• **ACTIVITY**
Please write out the data below once more, exactly as it stands.

Page and application data records
——
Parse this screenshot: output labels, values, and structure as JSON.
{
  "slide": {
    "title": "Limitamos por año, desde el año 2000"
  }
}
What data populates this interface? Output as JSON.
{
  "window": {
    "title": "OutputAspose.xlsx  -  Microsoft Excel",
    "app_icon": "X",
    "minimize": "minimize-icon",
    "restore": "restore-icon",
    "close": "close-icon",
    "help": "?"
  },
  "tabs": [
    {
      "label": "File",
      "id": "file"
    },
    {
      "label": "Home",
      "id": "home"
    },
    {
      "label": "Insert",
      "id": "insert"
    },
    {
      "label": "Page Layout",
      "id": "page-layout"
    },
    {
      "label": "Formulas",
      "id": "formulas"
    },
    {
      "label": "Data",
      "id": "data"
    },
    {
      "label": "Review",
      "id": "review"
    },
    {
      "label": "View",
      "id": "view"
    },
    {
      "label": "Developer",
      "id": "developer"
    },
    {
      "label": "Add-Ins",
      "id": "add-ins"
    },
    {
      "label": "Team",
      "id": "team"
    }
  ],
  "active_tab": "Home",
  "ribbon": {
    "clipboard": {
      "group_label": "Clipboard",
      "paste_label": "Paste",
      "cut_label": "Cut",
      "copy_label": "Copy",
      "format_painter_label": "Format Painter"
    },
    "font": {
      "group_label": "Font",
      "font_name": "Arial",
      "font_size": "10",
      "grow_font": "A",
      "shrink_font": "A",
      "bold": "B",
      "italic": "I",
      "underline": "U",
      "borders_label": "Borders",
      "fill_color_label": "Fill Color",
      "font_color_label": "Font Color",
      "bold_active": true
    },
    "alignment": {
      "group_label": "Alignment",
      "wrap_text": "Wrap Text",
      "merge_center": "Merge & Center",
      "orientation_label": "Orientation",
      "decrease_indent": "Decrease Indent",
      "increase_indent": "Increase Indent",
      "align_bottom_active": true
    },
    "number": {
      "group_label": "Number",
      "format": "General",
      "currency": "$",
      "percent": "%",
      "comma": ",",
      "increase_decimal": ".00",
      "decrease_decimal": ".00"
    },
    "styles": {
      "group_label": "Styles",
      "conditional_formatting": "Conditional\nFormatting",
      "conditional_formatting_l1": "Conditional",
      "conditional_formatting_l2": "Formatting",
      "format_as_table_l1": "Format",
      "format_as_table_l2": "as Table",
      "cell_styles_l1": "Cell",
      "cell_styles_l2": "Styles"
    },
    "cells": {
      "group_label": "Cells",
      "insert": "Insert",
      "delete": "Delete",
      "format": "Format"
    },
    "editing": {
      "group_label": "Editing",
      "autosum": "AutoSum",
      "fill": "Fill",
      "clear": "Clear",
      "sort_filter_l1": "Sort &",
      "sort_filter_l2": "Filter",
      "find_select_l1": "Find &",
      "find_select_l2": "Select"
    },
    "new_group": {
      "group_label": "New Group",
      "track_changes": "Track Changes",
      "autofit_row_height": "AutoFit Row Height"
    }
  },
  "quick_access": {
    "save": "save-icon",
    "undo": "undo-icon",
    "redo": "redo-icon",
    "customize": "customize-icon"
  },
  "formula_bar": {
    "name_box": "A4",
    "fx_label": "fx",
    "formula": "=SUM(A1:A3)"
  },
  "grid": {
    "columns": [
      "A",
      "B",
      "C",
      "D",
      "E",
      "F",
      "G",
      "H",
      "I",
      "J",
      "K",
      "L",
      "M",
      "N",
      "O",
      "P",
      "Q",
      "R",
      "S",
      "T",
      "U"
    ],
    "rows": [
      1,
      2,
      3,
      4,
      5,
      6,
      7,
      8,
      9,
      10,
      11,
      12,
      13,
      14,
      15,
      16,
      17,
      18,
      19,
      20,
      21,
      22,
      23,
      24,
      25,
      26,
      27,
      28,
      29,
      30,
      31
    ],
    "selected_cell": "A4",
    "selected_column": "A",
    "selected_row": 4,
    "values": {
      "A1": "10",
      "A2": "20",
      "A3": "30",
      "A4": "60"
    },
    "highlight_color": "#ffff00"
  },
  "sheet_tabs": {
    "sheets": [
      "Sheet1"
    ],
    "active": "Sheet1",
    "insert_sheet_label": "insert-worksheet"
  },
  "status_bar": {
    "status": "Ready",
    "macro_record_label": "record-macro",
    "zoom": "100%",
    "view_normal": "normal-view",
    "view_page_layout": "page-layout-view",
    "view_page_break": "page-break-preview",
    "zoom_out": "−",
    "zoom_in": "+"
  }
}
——
• **TASK RESULT**
Parse this screenshot: output labels, values, and structure as JSON.
{
  "slide": {
    "title": "Limitamos por año, desde el año 2000"
  }
}
What data populates this interface? Output as JSON.
{
  "window": {
    "title": "OutputAspose.xlsx  -  Microsoft Excel",
    "app_icon": "X",
    "minimize": "minimize-icon",
    "restore": "restore-icon",
    "close": "close-icon",
    "help": "?"
  },
  "tabs": [
    {
      "label": "File",
      "id": "file"
    },
    {
      "label": "Home",
      "id": "home"
    },
    {
      "label": "Insert",
      "id": "insert"
    },
    {
      "label": "Page Layout",
      "id": "page-layout"
    },
    {
      "label": "Formulas",
      "id": "formulas"
    },
    {
      "label": "Data",
      "id": "data"
    },
    {
      "label": "Review",
      "id": "review"
    },
    {
      "label": "View",
      "id": "view"
    },
    {
      "label": "Developer",
      "id": "developer"
    },
    {
      "label": "Add-Ins",
      "id": "add-ins"
    },
    {
      "label": "Team",
      "id": "team"
    }
  ],
  "active_tab": "Home",
  "ribbon": {
    "clipboard": {
      "group_label": "Clipboard",
      "paste_label": "Paste",
      "cut_label": "Cut",
      "copy_label": "Copy",
      "format_painter_label": "Format Painter"
    },
    "font": {
      "group_label": "Font",
      "font_name": "Arial",
      "font_size": "10",
      "grow_font": "A",
      "shrink_font": "A",
      "bold": "B",
      "italic": "I",
      "underline": "U",
      "borders_label": "Borders",
      "fill_color_label": "Fill Color",
      "font_color_label": "Font Color",
      "bold_active": true
    },
    "alignment": {
      "group_label": "Alignment",
      "wrap_text": "Wrap Text",
      "merge_center": "Merge & Center",
      "orientation_label": "Orientation",
      "decrease_indent": "Decrease Indent",
      "increase_indent": "Increase Indent",
      "align_bottom_active": true
    },
    "number": {
      "group_label": "Number",
      "format": "General",
      "currency": "$",
      "percent": "%",
      "comma": ",",
      "increase_decimal": ".00",
      "decrease_decimal": ".00"
    },
    "styles": {
      "group_label": "Styles",
      "conditional_formatting": "Conditional\nFormatting",
      "conditional_formatting_l1": "Conditional",
      "conditional_formatting_l2": "Formatting",
      "format_as_table_l1": "Format",
      "format_as_table_l2": "as Table",
      "cell_styles_l1": "Cell",
      "cell_styles_l2": "Styles"
    },
    "cells": {
      "group_label": "Cells",
      "insert": "Insert",
      "delete": "Delete",
      "format": "Format"
    },
    "editing": {
      "group_label": "Editing",
      "autosum": "AutoSum",
      "fill": "Fill",
      "clear": "Clear",
      "sort_filter_l1": "Sort &",
      "sort_filter_l2": "Filter",
      "find_select_l1": "Find &",
      "find_select_l2": "Select"
    },
    "new_group": {
      "group_label": "New Group",
      "track_changes": "Track Changes",
      "autofit_row_height": "AutoFit Row Height"
    }
  },
  "quick_access": {
    "save": "save-icon",
    "undo": "undo-icon",
    "redo": "redo-icon",
    "customize": "customize-icon"
  },
  "formula_bar": {
    "name_box": "A4",
    "fx_label": "fx",
    "formula": "=SUM(A1:A3)"
  },
  "grid": {
    "columns": [
      "A",
      "B",
      "C",
      "D",
      "E",
      "F",
      "G",
      "H",
      "I",
      "J",
      "K",
      "L",
      "M",
      "N",
      "O",
      "P",
      "Q",
      "R",
      "S",
      "T",
      "U"
    ],
    "rows": [
      1,
      2,
      3,
      4,
      5,
      6,
      7,
      8,
      9,
      10,
      11,
      12,
      13,
      14,
      15,
      16,
      17,
      18,
      19,
      20,
      21,
      22,
      23,
      24,
      25,
      26,
      27,
      28,
      29,
      30,
      31
    ],
    "selected_cell": "A4",
    "selected_column": "A",
    "selected_row": 4,
    "values": {
      "A1": "10",
      "A2": "20",
      "A3": "30",
      "A4": "60"
    },
    "highlight_color": "#ffff00"
  },
  "sheet_tabs": {
    "sheets": [
      "Sheet1"
    ],
    "active": "Sheet1",
    "insert_sheet_label": "insert-worksheet"
  },
  "status_bar": {
    "status": "Ready",
    "macro_record_label": "record-macro",
    "zoom": "100%",
    "view_normal": "normal-view",
    "view_page_layout": "page-layout-view",
    "view_page_break": "page-break-preview",
    "zoom_out": "−",
    "zoom_in": "+"
  }
}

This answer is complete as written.